You are being tracked. How license plate readers are being used to record Americans’ movements (ACLU, July 2013) – A little noticed surveillance technology, designed to track the movements of every passing driver, is fast proliferating on America’s streets. Automatic license plate readers, mounted on police cars or on objects like road signs and bridges, use small, high-speed cameras to photograph thousands of plates per minute. The information captured by the readers – including the license plate number, and the date, time, and location of every scan – is being collected and sometimes pooled into regional sharing systems. As a result, enormous databases of innocent motorists’ location information are growing rapidly. This information is often retained for years or even indefinitely, with few or no restrictions to protect privacy rights.

Browser Side Cryptography

I talked about browser based security last week. As we have more and more cloud or web delivered applications, the browser is playing an important role. Most (if not all) user interaction in browser are programmed via javascript. With Cloud Computing, client side script will be playing a ever more important role.

The data security and data privacy concerns on using cloud services or hosted application (like web email) is holding people. The incident in Paula Broadwell showed law enforcement agents had far move power and means to access individual data than we think of. If you like to understand the legal framework on this, there is a very good paper wrote by three Netherlands legal researcher.

Cloud Computing in Higher Education and Research Institutions and the USA Patriot Act

 

One way, user could protect their data ever if it in the cloud is using client side encryption. Why client side? It is because the data must be protected before it is going to the Internet. This means that data are encrypted at the client and the servers only store encrypted data.
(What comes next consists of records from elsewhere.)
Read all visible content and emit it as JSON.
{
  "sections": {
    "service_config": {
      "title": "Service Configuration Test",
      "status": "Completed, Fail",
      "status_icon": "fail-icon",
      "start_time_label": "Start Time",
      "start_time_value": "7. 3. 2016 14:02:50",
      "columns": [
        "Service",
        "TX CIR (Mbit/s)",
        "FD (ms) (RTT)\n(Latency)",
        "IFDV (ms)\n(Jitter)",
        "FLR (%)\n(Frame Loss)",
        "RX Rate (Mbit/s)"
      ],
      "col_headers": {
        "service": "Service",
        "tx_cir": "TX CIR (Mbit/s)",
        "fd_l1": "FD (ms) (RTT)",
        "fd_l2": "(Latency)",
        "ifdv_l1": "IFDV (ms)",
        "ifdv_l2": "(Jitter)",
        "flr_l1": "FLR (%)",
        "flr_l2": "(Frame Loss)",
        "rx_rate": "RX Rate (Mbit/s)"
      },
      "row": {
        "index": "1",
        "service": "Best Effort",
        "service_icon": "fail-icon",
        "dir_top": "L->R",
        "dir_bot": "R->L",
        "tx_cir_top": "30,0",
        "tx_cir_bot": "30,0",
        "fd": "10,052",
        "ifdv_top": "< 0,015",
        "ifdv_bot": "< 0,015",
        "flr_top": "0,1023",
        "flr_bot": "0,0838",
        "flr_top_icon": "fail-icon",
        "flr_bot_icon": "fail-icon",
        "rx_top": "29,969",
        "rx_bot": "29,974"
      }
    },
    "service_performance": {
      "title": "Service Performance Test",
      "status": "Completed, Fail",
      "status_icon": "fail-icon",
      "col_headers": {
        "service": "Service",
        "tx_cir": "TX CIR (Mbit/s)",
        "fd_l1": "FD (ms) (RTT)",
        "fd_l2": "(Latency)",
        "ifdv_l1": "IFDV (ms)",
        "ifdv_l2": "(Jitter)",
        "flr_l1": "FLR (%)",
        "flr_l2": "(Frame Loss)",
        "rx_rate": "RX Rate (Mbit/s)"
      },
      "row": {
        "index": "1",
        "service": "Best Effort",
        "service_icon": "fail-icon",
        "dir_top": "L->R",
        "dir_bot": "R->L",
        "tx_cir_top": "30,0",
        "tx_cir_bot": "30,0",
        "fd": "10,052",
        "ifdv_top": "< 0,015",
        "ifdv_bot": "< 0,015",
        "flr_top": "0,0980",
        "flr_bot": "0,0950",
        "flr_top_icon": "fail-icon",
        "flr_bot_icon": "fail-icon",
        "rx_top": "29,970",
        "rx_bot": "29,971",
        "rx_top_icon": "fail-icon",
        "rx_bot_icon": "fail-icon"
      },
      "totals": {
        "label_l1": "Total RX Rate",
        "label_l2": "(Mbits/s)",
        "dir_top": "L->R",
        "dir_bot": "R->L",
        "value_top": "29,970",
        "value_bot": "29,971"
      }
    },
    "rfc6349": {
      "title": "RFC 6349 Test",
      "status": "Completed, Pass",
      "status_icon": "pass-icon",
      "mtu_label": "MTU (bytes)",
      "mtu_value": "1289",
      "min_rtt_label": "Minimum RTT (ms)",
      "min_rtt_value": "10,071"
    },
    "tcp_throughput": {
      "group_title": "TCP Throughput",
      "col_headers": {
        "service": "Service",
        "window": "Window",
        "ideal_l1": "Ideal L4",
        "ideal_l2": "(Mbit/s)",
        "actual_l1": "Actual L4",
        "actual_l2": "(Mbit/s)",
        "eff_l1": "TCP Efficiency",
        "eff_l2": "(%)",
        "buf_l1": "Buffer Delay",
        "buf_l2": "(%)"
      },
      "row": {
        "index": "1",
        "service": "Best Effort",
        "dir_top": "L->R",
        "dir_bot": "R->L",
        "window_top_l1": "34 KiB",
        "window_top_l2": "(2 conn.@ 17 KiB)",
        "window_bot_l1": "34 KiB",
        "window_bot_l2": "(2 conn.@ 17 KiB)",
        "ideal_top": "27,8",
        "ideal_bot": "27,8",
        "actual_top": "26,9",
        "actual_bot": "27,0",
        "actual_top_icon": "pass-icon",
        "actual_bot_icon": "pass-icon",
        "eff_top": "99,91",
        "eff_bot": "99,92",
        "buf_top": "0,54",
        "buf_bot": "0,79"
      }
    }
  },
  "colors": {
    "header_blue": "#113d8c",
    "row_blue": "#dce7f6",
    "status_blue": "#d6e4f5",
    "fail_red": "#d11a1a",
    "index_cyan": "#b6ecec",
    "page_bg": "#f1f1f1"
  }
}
When the user want to use it, the servers send the encrypted data and the client decrypt it. As most user are access the internet using a browser, it it an obvious choice for doing the data encrypt/decrypt job. However, cryptography functions are not well developed in the javascript domain. There are some open source editions like Google-CryptoJS.

W3C has a working group on Web Cryptography and they is developing a library standard for JS cryptography.  Below are some user cases, for how the new Web Cryptography API is designed for

http://dev.w3.org/2006/webapi/FileAPI/OverviewUseCases.html